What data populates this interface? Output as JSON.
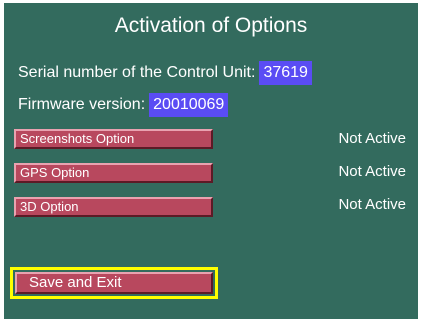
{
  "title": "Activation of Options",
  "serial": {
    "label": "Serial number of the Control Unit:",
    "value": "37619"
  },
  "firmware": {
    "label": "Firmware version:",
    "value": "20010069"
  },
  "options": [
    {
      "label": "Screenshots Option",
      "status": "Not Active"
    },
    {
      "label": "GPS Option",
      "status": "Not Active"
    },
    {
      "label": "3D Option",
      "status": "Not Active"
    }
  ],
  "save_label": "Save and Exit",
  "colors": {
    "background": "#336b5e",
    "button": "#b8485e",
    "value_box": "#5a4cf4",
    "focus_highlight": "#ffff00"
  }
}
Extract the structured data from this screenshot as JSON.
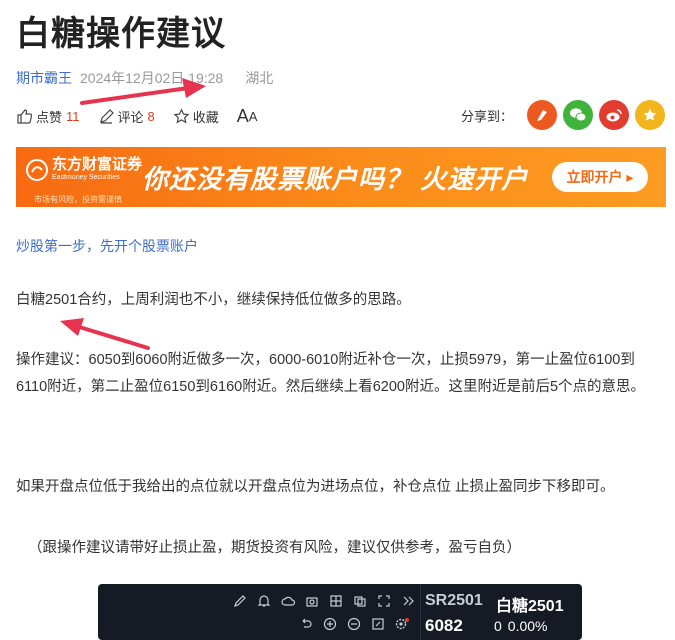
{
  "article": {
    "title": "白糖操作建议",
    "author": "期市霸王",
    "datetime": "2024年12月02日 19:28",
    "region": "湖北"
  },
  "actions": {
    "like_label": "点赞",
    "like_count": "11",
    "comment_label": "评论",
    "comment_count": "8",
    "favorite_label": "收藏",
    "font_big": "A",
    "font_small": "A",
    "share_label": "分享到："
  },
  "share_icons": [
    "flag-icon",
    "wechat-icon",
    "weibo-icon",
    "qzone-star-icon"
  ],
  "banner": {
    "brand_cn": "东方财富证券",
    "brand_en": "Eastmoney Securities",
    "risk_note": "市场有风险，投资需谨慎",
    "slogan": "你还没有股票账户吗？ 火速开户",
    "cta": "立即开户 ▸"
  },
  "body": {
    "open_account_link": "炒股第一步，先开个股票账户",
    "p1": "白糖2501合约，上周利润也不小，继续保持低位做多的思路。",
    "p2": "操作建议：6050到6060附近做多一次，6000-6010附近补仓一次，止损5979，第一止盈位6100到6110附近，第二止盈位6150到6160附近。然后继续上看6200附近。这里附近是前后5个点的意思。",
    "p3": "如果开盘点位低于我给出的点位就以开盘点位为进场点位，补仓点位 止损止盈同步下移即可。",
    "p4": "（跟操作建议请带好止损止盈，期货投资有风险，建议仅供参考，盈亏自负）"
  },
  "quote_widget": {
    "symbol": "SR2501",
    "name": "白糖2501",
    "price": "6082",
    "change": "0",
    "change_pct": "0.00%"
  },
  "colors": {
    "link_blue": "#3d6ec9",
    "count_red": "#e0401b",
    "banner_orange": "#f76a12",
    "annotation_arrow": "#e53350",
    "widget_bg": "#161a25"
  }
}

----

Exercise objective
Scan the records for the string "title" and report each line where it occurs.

Answer section
  "title": "Activation of Options",
    "title": "白糖操作建议",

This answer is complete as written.